Once Mr Punch and the M25 were behind me, I tuned the car radio to Five Live, which was doing its best to build a twenty-four-hour news cycle out of about half an hour of news. The children were still missing, the parents had made an ‘emotional’ appeal and police and volunteers were searching the area.
We were barely into day two and already the radio presenters were beginning to get the desperate tone of people who were running out of questions to ask the reporters on the spot. They hadn’t reached the What do you think is going through their minds right now? stage yet, but it was only a matter of time.
They were making comparisons with Soham, although nobody had been tactless enough to point out that both girls in that case had been dead even before the parents had dialled 999. Time was said to be running out, and the police and volunteers were conducting intensive search operations in the surrounding countryside. There was speculation as to whether the families would make a media appeal that evening or whether they would wait until the next day. Because this was the one area they knew anything about, they got a whole ten minutes out of discussing the family’s media strategy before being interrupted with the news that their journalist on the spot had actually managed to interview a local. This proved to be a woman with an old-fashioned BBC accent who said naturally everyone was very shocked and that you don’t expect that sort of thing to happen in a place like Rushpool.

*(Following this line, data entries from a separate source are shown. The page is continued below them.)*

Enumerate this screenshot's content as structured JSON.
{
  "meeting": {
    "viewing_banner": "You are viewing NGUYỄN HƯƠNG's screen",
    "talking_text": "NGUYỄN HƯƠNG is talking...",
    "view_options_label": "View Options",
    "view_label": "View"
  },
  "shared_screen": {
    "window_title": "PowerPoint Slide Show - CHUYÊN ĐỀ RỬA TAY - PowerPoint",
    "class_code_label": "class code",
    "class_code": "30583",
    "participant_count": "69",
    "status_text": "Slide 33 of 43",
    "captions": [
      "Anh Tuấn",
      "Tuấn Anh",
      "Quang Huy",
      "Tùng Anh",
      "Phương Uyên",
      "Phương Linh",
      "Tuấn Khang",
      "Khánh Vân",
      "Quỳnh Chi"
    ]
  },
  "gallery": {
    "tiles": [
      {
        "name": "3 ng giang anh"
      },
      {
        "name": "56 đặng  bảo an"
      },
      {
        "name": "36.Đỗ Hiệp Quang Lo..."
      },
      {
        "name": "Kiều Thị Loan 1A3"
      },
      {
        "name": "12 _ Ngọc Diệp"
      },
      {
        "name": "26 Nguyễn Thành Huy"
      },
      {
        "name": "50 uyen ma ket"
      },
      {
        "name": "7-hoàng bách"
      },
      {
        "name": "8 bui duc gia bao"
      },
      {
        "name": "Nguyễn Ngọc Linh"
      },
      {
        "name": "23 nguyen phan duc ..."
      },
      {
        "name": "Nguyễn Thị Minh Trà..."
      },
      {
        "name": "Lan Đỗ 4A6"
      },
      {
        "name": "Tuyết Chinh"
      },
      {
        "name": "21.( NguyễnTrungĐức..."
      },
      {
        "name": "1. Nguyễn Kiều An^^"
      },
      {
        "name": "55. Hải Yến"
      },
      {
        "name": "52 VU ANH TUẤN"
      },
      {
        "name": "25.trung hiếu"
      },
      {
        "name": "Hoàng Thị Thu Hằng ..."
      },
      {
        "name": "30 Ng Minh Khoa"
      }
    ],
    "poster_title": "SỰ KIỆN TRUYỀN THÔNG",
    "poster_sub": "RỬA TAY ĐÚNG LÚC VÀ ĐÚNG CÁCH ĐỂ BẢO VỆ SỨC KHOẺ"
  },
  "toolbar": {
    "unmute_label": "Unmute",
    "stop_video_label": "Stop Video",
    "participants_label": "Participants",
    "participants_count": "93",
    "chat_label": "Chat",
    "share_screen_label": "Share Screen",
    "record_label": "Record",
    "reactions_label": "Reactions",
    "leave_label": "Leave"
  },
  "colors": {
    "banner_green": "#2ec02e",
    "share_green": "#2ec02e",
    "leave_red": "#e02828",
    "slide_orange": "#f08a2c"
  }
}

The news cycle reset at the top of the hour and I learnt that the tiny village of Rushpool in sleepy rural Herefordshire was the centre of a massive police search operation for two eleven-year-old girls, best friends, Nicole Lacey and Hannah Marstowe, who had been missing for over forty-eight hours. Neighbours were said to be shocked and time was running out.
I turned the radio off.
Nightingale had suggested getting off at Oxford Services and going via Chipping Norton and Worcester, but I had the satnav switched to fastest route and that meant hooking round via Bromsgrove on the M42 and M5 and only bailing at Droitwich. Suddenly I was driving on a series of narrow A-roads that twisted through valleys and over grey-stone humpbacked bridges before expiring west of the River Teme. From then on it was even twistier B-roads through a country so photogenically rural that I half expected to meet Bilbo Baggins around the next corner – providing he’d taken to driving a Nissan Micra.